- Tax Credits cut - the difference between a recipient’s previous year income and their current year’s income that is disregarded when calculating their final award was reduced from £10,000 to £5,000. This results in a £455m cut for those receiving tax credits. http://www.hmrc.gov.uk/manuals/ccmmanual/ccm1135.html
- The Bedroom Tax – claimants with social housing tenancies will have their housing benefit penalised for having rooms in excess of new criteria. This results in a £490m cut for those affected claimants of housing benefit.
- 1% uprating cap on working age benefits and tax credits - The government have altered working-age benefits and tax credit so that instead of rising in April with the Consumer Prices Index (CPI) of the previous September, they are uprated by only 1% for the next three years. For working-age benefits and tax credits, this means a cut of £505m. On current inflation projections from the Office for Budgetary Responsibility, capping benefit uprating at 1% for three years will represent a real terms cut to the value of social security benefits and tax credits of 4% over the period. However, if inflation were to average 4% across the three years of the 1% cap on uprating, then the real terms cut would be 8.4%. If inflation averaged 5% across the three years, the real terms cut would be 11%. The new Governor of the Bank of England, Mark Carney, has indicated he prefers a more flexible target for inflation instead of the current inflexible target of 2%, increasing the possibility that inflation may be allowed to rise. Moreover, the poorer households are hit harder by inflation as they spend a greater proportion of their budgets on basic items such as food, water and fuel, prices of which have risen faster than general inflation in recent years.
- In the 2012 Budget it was announced that the rate of tax for those earning over £150,000 a year would be reduced from 50% to 45%. This came into effect in April 2013.

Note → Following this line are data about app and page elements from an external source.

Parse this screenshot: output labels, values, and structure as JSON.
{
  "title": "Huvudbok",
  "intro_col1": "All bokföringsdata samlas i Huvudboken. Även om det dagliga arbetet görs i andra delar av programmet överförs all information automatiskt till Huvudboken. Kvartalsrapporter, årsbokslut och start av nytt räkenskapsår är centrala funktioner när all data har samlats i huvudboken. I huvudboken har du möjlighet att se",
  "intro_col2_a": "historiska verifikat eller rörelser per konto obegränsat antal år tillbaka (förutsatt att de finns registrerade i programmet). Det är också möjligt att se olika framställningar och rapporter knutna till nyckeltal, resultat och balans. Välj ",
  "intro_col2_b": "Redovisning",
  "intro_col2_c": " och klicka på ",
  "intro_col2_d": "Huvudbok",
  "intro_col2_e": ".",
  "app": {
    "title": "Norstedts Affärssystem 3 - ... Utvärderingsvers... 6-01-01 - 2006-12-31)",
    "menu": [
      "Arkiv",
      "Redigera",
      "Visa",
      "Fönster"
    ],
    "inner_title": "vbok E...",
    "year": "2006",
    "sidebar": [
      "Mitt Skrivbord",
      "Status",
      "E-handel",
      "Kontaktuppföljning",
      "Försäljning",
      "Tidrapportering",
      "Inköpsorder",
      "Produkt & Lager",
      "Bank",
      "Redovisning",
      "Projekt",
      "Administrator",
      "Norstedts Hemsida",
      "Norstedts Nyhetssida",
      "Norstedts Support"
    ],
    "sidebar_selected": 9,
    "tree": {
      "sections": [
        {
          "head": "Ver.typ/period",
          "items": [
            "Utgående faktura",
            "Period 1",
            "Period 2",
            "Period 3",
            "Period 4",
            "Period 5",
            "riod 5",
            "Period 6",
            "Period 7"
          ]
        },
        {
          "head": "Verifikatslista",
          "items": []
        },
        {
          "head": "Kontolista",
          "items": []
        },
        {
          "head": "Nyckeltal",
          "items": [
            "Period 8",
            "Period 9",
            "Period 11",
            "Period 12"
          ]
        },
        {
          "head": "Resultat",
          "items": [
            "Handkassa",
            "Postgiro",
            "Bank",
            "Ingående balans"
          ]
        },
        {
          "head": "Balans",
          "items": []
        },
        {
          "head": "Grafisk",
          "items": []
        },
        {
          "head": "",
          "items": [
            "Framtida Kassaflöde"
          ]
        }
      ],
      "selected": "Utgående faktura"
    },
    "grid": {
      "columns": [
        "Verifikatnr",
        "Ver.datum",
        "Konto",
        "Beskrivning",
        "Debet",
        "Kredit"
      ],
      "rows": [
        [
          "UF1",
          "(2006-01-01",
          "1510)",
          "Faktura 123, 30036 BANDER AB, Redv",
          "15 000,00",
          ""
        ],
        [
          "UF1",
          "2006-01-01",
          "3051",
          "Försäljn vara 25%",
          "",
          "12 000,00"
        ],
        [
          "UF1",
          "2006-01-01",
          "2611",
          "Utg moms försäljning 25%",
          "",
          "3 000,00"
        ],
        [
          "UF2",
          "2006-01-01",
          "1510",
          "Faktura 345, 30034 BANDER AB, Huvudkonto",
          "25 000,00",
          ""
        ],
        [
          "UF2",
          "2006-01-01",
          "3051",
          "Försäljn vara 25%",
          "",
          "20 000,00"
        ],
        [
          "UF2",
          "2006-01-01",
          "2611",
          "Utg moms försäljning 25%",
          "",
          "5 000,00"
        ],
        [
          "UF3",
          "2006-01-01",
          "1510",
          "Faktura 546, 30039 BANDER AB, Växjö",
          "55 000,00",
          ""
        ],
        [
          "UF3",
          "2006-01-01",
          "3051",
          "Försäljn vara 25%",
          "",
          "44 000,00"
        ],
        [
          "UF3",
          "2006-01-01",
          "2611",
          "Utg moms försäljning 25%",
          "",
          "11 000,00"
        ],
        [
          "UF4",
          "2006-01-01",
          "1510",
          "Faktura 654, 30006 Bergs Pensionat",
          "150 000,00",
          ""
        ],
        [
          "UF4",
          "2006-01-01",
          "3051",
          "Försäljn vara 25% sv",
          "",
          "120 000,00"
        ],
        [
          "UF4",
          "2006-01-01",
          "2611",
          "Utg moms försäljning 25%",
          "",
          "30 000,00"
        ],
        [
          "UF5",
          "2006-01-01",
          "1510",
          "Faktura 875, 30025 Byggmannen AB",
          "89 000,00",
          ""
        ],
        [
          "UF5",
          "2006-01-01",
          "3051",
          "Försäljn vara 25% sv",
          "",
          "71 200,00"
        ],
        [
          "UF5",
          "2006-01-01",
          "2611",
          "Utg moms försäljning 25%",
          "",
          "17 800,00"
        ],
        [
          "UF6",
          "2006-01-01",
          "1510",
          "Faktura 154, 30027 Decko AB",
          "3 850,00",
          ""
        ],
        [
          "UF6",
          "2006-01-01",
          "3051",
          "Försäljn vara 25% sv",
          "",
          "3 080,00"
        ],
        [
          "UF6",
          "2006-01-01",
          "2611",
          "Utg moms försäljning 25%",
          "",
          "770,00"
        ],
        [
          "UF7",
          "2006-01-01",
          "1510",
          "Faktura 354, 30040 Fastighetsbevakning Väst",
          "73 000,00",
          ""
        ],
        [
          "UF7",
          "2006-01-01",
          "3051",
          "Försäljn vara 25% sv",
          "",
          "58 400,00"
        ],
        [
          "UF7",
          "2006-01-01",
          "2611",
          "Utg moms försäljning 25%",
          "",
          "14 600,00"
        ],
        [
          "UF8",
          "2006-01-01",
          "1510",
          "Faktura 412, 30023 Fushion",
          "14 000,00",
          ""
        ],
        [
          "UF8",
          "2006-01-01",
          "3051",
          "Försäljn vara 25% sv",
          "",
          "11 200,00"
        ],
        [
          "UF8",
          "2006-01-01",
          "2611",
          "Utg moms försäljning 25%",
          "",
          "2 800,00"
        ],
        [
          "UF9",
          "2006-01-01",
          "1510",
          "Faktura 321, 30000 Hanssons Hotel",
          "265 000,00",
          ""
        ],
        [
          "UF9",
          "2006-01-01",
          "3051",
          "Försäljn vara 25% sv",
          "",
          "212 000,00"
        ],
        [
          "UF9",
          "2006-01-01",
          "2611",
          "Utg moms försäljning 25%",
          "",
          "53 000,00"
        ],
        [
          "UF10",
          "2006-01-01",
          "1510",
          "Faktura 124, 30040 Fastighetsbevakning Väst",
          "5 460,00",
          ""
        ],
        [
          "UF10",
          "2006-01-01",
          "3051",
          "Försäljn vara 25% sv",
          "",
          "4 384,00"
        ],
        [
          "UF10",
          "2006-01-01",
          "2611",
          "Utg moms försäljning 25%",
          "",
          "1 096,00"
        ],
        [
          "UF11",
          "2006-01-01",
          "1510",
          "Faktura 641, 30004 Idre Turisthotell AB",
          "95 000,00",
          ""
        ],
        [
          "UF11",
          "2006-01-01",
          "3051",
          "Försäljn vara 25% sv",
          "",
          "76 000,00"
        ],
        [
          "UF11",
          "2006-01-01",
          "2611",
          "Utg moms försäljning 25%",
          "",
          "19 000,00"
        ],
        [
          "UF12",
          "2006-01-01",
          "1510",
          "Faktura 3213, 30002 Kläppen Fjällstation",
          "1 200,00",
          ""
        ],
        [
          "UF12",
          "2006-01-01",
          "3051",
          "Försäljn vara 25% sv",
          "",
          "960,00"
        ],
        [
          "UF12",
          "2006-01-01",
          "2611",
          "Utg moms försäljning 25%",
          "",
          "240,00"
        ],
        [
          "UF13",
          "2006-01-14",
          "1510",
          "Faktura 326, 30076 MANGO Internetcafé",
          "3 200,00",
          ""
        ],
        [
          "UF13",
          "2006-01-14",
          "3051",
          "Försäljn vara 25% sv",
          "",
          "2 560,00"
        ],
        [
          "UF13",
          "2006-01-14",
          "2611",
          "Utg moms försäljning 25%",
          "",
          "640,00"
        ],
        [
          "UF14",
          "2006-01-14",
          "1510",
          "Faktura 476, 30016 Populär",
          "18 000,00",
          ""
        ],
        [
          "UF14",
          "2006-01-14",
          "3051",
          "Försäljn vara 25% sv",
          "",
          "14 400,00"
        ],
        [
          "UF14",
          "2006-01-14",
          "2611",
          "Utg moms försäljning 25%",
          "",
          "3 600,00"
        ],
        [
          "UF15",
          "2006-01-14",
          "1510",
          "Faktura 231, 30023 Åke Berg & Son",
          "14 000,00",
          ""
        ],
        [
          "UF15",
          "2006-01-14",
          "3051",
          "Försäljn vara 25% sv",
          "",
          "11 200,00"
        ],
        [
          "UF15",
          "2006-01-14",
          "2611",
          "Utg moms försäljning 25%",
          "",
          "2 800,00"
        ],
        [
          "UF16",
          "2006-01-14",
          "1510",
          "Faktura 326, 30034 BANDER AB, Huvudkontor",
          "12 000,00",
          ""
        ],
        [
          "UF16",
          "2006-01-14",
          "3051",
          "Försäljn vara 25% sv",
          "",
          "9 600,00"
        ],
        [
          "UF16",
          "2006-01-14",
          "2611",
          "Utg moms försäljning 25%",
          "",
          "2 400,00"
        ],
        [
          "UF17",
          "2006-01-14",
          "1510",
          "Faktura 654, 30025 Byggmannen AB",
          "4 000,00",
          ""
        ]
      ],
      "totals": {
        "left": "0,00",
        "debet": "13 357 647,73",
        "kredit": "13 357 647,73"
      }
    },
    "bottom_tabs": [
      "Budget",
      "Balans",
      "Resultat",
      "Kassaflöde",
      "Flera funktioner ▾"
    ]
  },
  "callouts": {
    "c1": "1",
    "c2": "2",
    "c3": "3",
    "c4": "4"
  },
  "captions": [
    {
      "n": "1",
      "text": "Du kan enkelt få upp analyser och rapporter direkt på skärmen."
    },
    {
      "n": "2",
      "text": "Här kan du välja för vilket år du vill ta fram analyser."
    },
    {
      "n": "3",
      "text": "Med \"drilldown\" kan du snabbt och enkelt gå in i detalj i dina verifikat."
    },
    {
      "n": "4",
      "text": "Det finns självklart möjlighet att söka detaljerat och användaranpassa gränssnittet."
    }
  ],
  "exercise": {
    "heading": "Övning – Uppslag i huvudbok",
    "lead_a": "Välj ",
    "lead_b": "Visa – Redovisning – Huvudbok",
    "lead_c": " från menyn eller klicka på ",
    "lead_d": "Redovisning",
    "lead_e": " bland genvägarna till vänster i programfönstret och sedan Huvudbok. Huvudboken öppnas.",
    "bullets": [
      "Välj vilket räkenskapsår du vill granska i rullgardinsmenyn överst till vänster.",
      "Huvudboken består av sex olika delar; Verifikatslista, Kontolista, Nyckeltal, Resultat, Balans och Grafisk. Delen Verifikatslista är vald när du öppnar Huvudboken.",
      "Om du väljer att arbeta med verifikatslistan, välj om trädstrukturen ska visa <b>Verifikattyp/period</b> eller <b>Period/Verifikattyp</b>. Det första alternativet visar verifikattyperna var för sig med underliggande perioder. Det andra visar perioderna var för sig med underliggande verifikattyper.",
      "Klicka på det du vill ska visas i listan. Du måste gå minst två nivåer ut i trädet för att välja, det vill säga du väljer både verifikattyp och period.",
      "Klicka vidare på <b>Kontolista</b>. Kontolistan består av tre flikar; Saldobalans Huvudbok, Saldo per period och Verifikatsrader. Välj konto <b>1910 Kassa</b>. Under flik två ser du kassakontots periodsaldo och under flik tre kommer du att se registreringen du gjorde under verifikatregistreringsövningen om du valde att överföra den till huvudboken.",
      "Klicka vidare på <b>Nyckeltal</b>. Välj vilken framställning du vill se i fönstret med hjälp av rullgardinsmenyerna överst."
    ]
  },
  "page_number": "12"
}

- The following chart is reproduced from the HMT distributional analysis of the measures in the Autumn Statement 2012 (http://www.hm-treasury.gov.uk/d/as2012_distributional_analysis_impact_on...). It shows that, other than those in the top net income decile, the government’s tax and benefit changes are hitting poorer households the hardest.
- In February 2013, the Executive Chairman of the Trussell Trust, Chris Mould, stated that over 2012-13 250,000 people had been referred to their foodbanks. http://www.trusselltrust.org/resources/documents/Press/FOODBANK-CHARITY-...
- CPAG is the leading charity campaigning for the abolition of child poverty in the UK and for a better deal for low-income families and children.